● Required action
Using the records below, copy every line that holds the string "Slow".

● Data for the task
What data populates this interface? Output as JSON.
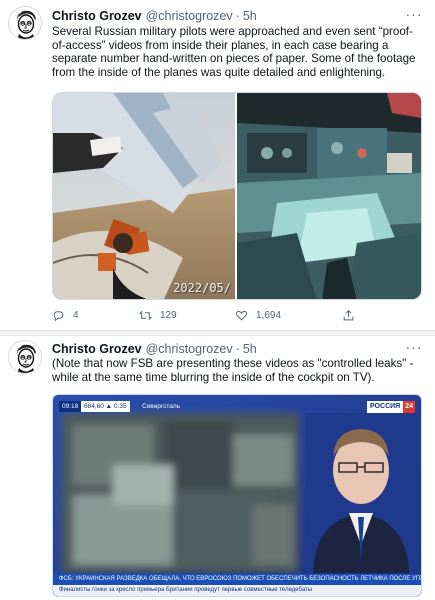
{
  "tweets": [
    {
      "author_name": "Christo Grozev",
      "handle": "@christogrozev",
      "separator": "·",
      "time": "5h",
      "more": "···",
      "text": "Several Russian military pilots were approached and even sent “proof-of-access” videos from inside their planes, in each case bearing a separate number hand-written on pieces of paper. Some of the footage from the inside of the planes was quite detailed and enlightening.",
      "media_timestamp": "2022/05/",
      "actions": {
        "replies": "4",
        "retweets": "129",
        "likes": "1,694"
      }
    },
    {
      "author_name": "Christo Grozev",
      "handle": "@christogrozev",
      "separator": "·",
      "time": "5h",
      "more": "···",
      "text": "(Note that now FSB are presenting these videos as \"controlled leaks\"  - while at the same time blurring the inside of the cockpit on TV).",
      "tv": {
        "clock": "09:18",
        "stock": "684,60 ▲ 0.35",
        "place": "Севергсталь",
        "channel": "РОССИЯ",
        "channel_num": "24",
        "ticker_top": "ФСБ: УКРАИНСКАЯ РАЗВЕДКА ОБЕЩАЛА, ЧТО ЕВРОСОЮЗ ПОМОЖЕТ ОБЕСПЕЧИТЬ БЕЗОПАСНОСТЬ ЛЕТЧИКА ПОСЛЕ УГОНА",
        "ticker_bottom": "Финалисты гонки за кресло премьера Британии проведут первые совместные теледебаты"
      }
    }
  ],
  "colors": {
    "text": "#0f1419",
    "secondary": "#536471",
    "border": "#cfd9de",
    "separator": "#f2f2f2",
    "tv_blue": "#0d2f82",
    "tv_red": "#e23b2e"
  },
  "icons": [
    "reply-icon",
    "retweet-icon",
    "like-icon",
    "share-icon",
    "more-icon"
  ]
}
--
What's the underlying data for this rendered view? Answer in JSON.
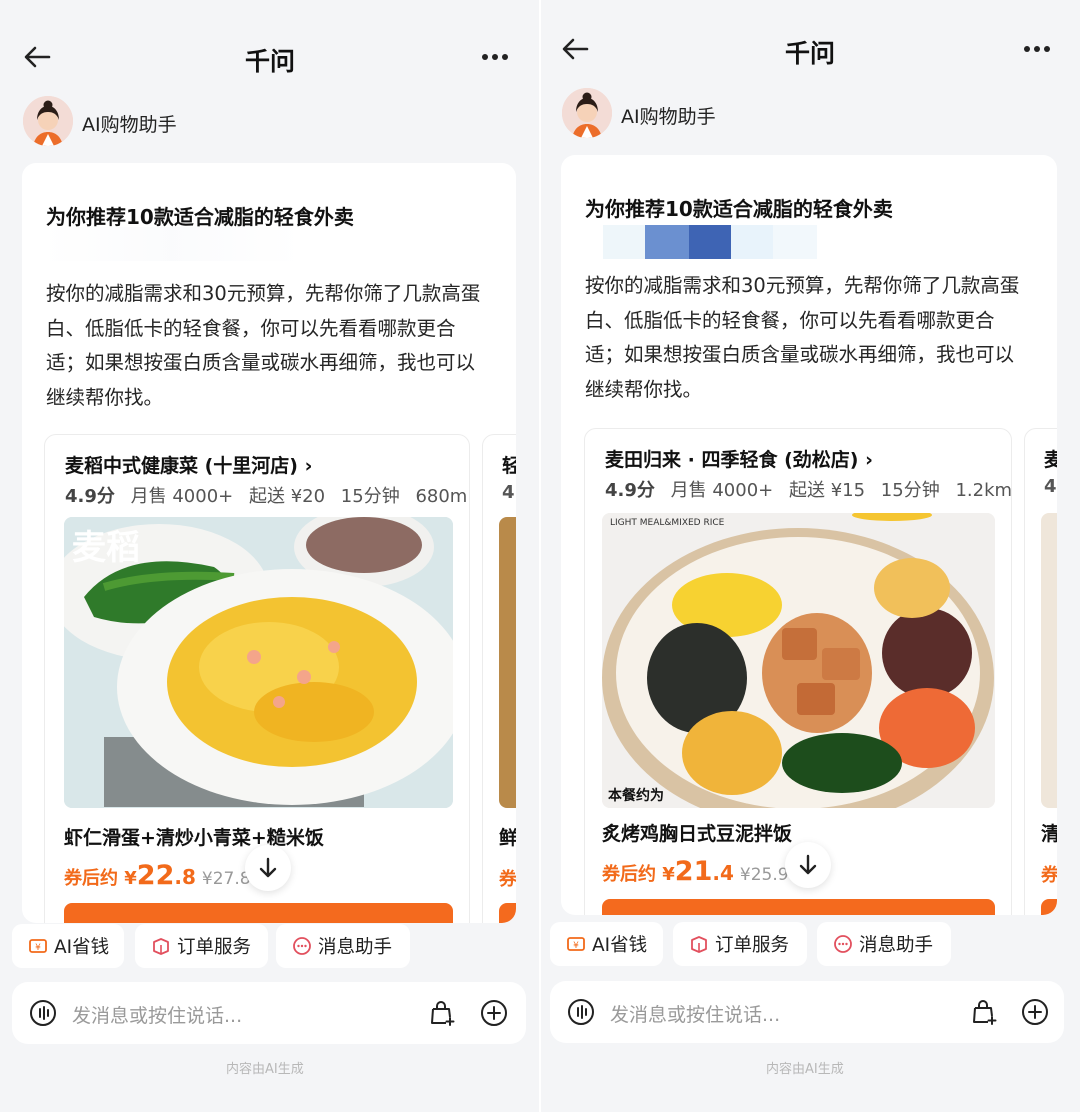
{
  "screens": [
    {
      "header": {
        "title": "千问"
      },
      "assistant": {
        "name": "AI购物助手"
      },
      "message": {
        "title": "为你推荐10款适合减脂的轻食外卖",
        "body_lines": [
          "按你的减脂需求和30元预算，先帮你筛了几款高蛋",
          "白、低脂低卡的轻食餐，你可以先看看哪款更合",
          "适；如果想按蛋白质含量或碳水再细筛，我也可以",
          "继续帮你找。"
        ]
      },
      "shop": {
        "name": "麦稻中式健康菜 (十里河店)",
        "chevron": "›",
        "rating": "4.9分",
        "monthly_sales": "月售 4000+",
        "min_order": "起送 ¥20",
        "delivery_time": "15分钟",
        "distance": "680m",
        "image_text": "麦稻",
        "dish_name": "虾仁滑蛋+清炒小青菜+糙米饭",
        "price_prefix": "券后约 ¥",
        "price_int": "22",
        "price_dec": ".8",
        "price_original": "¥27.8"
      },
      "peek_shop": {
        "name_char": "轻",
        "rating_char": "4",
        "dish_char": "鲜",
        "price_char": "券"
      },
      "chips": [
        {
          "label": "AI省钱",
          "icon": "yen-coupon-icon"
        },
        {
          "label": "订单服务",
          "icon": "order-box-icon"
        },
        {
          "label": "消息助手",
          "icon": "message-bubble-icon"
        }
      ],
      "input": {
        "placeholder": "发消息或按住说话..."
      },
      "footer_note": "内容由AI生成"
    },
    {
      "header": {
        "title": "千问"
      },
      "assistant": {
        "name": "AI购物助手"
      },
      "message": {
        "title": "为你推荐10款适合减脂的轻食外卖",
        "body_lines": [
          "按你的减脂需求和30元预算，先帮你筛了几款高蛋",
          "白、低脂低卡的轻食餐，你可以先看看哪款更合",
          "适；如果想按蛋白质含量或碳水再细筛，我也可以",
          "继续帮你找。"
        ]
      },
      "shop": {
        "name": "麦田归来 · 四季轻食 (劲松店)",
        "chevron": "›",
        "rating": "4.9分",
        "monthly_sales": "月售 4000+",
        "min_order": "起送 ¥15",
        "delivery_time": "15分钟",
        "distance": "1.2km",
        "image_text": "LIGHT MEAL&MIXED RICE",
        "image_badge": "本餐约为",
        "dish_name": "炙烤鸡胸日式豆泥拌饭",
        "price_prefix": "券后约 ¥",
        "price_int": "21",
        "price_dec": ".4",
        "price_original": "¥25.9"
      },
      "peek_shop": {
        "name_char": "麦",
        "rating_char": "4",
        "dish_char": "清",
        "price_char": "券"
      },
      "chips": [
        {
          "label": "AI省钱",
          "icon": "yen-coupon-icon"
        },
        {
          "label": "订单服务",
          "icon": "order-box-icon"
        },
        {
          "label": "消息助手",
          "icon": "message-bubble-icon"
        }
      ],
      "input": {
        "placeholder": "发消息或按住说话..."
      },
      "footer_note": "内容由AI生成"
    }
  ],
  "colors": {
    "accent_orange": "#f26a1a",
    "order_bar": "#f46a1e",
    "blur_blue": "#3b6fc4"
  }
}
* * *
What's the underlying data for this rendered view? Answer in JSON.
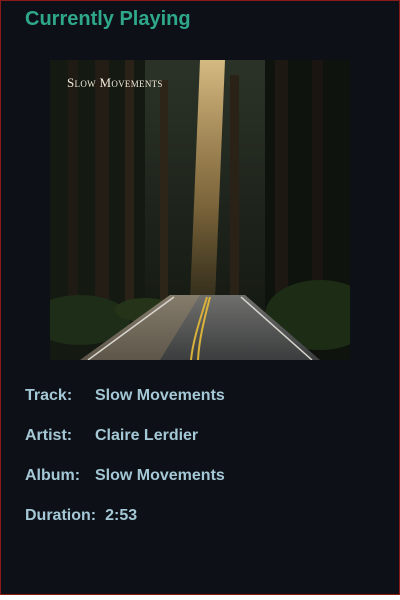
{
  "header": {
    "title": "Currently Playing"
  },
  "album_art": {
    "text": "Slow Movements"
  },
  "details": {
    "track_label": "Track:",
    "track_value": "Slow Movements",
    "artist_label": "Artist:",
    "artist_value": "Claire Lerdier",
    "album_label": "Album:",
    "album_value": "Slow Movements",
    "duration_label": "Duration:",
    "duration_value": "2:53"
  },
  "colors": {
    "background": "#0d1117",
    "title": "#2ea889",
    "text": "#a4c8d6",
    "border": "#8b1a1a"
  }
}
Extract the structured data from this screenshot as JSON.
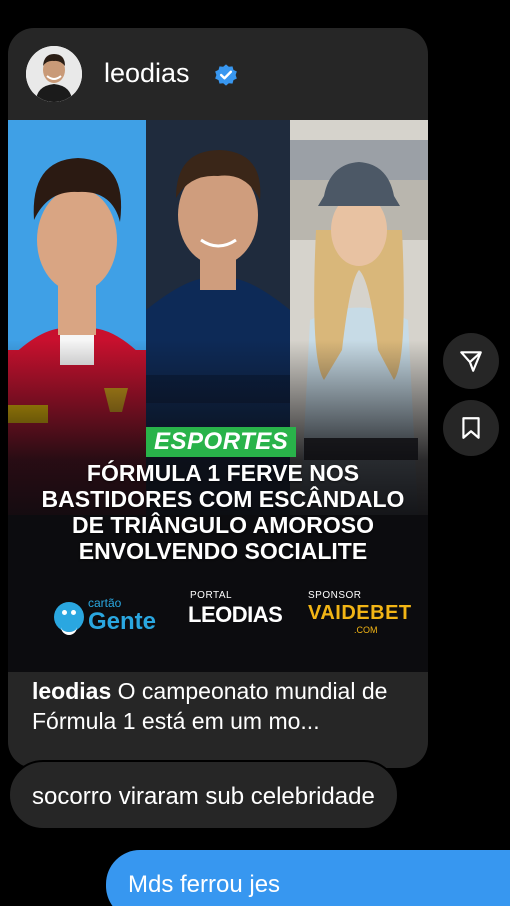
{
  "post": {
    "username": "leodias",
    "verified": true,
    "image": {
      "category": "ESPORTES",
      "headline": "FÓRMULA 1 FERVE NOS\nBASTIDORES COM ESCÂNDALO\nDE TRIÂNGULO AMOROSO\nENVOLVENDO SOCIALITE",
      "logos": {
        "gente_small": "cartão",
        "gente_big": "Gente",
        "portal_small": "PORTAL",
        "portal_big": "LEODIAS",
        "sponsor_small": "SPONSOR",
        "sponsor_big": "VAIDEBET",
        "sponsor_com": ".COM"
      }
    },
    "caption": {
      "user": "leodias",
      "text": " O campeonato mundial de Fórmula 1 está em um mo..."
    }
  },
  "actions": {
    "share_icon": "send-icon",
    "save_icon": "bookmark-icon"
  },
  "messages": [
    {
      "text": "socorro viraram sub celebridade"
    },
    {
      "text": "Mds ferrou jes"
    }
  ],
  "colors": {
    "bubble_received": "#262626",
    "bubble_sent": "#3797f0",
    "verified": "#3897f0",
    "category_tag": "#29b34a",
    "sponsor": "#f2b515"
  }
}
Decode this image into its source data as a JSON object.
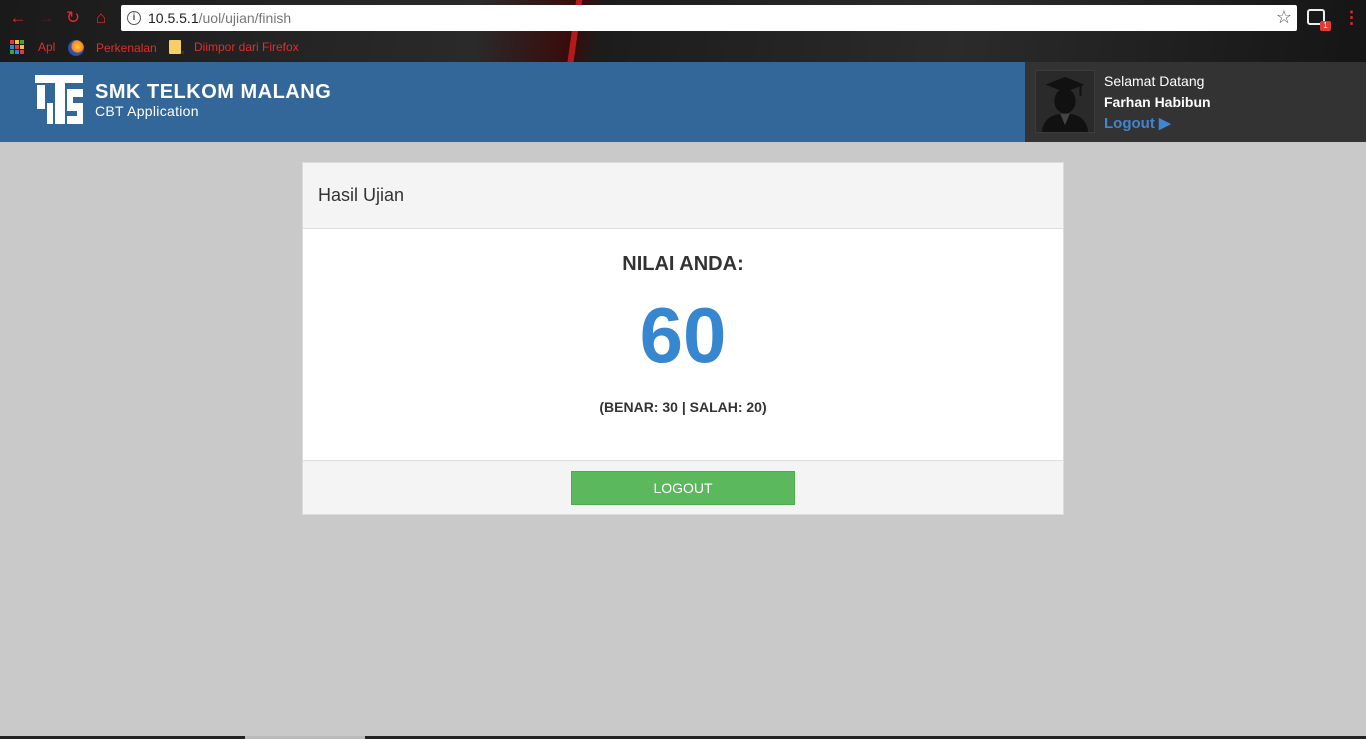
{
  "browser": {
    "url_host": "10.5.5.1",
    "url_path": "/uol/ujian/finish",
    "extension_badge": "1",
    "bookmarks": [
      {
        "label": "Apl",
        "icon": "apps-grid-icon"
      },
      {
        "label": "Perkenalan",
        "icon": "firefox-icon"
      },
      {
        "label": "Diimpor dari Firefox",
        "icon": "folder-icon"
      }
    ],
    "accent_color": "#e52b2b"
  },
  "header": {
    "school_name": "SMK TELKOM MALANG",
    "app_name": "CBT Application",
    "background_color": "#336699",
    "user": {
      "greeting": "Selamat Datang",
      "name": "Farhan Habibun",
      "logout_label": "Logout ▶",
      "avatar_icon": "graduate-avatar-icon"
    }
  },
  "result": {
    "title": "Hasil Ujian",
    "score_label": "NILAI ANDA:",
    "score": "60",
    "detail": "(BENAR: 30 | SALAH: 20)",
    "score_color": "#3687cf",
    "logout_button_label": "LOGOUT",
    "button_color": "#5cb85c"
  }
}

● Response to the task
    "text": "Slow Movements"
    "track_value": "Slow Movements",
    "album_value": "Slow Movements",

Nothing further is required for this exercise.